**Problem requirements**
Find how many lines in the material contain "this"; your answer should be that number alone.

**Input data**
________________
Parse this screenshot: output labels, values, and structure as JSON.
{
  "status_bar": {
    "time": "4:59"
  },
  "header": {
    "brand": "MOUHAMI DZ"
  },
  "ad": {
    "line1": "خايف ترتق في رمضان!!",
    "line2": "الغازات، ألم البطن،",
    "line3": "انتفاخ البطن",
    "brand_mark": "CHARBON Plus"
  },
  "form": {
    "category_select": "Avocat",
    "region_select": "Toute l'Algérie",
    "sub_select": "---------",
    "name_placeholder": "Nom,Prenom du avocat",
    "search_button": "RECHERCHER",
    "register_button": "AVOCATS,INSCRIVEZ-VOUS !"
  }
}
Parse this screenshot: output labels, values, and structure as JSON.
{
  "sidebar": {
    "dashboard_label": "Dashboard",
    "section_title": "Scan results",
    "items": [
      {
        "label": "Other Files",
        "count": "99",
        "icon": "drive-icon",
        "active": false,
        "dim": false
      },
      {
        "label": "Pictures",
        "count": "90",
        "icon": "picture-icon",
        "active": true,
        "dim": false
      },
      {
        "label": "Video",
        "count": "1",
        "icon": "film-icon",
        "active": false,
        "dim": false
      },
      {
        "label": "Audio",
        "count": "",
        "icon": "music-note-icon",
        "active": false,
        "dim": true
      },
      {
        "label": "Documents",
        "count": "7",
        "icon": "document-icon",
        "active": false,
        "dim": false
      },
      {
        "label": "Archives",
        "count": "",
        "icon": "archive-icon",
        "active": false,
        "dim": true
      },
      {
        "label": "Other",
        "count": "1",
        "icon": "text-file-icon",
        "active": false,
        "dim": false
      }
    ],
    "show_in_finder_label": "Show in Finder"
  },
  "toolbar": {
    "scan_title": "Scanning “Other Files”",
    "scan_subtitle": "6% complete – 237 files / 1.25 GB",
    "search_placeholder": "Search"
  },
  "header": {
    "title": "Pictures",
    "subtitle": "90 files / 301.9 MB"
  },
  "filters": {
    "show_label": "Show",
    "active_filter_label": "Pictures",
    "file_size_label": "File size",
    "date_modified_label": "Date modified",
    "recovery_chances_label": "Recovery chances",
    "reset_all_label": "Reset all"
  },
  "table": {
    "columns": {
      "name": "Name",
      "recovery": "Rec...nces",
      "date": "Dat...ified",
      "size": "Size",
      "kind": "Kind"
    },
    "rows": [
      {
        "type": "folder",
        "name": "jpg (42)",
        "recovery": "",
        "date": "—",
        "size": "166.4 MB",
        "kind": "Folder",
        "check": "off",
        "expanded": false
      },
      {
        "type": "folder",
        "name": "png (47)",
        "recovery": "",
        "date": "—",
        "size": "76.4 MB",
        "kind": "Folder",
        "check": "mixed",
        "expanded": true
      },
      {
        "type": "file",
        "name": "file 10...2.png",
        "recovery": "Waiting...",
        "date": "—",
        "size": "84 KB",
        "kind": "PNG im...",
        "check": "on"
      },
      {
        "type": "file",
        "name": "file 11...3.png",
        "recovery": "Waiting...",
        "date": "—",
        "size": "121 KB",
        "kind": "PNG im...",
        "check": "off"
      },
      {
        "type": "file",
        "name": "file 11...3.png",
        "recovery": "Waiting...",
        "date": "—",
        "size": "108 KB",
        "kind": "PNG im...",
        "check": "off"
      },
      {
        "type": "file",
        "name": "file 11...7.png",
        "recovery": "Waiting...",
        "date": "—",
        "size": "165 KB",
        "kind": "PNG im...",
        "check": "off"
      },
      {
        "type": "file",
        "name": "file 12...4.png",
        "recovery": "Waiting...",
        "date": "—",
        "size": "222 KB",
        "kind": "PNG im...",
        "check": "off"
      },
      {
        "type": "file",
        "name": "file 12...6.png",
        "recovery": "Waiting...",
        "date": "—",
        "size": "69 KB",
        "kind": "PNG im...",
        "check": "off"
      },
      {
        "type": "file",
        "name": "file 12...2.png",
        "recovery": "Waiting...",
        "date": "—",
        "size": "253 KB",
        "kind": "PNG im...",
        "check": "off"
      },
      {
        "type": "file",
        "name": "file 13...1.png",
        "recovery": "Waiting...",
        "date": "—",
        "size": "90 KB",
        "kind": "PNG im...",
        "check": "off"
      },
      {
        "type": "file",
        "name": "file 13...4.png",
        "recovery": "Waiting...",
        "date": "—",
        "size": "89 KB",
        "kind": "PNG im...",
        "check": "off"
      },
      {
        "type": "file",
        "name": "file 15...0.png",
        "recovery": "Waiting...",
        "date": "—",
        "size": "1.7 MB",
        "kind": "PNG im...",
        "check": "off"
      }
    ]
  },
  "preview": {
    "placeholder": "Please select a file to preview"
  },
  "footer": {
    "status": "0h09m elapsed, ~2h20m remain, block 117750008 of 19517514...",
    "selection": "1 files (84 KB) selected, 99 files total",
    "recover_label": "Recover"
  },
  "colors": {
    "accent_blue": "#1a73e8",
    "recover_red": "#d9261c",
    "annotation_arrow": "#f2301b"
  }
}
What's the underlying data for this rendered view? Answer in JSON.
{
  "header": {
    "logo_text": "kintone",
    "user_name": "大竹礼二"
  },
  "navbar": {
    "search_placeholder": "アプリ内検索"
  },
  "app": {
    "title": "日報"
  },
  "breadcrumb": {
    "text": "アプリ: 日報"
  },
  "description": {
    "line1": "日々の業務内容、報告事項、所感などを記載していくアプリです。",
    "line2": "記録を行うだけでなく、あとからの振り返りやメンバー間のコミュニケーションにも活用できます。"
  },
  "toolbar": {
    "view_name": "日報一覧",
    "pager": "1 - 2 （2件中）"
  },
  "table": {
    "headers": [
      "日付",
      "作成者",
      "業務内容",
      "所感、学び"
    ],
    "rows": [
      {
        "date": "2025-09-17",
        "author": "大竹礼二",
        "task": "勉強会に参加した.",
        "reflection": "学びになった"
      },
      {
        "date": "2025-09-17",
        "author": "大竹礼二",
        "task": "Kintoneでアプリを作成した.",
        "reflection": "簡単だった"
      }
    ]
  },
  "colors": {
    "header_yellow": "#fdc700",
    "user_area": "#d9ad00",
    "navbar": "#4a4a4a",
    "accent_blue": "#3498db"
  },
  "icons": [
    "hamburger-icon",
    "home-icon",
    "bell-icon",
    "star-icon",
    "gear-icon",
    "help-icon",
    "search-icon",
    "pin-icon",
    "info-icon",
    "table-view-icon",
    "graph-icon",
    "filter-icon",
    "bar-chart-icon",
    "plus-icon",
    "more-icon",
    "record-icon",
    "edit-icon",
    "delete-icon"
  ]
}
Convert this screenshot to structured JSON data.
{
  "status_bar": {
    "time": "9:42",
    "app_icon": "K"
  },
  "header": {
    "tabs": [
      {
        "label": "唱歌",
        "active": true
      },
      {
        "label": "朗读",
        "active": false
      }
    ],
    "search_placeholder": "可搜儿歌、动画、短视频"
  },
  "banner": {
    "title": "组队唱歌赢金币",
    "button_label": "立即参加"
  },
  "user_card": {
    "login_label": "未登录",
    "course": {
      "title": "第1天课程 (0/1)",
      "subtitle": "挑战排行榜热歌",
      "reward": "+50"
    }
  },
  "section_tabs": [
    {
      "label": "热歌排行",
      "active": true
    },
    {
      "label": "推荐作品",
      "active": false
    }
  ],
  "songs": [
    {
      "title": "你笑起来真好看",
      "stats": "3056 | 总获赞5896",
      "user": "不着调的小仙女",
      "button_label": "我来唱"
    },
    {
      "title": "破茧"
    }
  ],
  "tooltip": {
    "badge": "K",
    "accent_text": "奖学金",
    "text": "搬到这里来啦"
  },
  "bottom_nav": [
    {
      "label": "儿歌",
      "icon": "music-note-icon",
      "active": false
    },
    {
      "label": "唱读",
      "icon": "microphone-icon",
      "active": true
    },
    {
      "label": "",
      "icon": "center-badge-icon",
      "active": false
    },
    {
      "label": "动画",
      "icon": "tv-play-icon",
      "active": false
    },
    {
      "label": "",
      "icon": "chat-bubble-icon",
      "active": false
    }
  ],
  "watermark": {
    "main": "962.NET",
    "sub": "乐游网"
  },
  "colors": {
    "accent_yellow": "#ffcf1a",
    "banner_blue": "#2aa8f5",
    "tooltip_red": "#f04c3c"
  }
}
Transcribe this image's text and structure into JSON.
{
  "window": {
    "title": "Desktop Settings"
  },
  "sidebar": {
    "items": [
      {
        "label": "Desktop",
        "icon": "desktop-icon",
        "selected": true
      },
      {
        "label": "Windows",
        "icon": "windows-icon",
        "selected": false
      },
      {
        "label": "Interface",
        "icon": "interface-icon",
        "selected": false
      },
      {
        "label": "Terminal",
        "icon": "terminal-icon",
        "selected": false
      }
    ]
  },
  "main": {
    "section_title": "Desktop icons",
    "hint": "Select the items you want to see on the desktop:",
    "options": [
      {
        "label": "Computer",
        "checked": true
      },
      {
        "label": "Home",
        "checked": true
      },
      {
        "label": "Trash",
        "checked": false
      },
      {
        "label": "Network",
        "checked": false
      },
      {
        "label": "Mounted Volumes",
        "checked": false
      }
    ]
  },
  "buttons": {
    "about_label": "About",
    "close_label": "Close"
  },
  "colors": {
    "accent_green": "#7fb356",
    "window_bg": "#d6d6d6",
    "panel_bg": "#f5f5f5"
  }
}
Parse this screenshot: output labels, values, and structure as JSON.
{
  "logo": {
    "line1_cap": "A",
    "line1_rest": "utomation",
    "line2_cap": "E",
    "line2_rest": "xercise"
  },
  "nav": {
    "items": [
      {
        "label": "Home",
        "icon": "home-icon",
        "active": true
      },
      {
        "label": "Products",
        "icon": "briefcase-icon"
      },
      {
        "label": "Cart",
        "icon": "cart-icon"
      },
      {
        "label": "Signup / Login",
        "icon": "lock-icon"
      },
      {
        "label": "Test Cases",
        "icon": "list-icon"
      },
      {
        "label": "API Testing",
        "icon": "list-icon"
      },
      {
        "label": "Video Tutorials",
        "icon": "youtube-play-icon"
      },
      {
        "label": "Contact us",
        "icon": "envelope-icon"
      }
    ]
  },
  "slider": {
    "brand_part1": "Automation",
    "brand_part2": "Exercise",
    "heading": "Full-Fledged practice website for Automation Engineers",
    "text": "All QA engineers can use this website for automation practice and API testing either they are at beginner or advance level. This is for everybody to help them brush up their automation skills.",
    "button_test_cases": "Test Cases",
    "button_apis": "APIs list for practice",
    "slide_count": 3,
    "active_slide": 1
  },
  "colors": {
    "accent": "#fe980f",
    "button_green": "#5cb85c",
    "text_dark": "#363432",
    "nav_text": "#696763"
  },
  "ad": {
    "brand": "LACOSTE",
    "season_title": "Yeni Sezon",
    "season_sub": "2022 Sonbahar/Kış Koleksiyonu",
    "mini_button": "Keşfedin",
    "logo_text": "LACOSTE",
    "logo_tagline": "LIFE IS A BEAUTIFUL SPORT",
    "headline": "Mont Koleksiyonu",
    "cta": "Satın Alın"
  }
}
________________
**Finished exercise**
7